_Task requirements_
From the records below, take each line where the string "date" shows up and copy it.

[Data records for software interfaces]
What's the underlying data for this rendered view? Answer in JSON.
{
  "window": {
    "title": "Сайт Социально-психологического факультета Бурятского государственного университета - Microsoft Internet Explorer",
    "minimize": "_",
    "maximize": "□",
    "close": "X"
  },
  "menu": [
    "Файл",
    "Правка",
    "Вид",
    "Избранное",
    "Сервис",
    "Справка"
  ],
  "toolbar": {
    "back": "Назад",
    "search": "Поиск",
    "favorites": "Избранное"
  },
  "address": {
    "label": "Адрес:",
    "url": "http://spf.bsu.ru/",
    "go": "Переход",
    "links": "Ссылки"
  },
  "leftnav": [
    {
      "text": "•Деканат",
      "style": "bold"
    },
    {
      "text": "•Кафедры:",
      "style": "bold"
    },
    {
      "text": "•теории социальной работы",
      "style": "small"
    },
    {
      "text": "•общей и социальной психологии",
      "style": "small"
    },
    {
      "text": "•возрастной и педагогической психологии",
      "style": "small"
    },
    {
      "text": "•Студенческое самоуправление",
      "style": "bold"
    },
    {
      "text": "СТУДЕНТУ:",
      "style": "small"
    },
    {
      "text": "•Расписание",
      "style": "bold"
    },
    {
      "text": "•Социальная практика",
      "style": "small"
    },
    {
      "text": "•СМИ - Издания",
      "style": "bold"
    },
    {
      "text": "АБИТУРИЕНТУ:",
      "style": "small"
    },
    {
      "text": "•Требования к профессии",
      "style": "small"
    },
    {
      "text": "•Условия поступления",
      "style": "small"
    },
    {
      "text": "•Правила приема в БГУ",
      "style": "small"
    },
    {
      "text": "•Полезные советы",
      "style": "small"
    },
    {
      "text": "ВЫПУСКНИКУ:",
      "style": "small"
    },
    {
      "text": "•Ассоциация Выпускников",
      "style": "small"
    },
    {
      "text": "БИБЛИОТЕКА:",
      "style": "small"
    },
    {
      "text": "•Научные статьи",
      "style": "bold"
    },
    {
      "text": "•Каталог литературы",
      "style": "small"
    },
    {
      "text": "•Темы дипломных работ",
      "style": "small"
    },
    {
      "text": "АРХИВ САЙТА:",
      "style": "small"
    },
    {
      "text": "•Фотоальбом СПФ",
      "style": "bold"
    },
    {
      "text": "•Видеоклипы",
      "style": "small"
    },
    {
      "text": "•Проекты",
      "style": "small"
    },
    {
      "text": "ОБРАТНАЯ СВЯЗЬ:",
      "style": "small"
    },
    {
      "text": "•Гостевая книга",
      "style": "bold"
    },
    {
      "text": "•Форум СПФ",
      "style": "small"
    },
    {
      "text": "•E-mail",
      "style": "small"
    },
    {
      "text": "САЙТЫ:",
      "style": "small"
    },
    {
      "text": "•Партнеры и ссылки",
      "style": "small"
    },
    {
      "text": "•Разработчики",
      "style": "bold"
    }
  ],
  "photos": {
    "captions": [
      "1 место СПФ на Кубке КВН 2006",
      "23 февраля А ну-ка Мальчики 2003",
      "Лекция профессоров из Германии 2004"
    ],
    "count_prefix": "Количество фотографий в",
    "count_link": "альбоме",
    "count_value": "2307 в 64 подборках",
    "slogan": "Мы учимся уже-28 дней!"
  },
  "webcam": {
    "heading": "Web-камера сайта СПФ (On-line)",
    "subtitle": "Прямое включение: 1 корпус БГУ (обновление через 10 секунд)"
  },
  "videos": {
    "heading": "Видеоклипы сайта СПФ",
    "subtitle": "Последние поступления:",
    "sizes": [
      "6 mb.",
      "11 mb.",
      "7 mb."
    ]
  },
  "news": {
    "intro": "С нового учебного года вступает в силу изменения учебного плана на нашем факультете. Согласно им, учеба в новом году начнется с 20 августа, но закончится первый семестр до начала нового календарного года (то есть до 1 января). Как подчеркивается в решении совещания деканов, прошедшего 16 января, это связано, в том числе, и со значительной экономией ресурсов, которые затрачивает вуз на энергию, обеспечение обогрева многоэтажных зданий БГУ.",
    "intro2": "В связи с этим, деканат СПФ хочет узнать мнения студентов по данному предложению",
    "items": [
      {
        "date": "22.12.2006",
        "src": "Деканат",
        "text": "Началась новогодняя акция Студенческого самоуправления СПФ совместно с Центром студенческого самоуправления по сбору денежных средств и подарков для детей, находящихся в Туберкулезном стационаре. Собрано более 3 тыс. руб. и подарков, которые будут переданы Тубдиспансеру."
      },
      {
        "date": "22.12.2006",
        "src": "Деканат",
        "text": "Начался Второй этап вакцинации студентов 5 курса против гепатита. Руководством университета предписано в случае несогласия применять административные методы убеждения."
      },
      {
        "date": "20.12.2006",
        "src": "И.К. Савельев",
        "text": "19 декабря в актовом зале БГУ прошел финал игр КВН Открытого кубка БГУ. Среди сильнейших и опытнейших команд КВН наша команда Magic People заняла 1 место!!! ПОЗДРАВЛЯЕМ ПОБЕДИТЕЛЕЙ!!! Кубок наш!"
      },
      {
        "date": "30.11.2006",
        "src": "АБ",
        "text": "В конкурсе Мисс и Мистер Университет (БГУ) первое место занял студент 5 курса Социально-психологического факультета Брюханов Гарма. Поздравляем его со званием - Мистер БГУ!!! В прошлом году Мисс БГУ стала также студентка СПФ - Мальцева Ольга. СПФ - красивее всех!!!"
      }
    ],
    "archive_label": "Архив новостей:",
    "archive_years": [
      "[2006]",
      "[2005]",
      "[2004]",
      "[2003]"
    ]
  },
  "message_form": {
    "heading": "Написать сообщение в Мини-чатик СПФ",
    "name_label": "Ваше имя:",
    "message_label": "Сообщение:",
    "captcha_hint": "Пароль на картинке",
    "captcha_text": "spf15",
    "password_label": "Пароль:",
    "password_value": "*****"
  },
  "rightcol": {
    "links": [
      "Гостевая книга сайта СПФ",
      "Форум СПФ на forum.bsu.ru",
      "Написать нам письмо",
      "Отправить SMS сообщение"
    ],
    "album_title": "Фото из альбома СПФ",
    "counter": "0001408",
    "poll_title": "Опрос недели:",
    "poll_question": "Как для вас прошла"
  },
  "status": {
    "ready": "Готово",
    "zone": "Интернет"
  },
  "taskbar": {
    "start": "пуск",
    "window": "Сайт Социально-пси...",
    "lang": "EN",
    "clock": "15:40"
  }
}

_Written response_
        "date": "22.12.2006",
        "date": "22.12.2006",
        "date": "20.12.2006",
        "date": "30.11.2006",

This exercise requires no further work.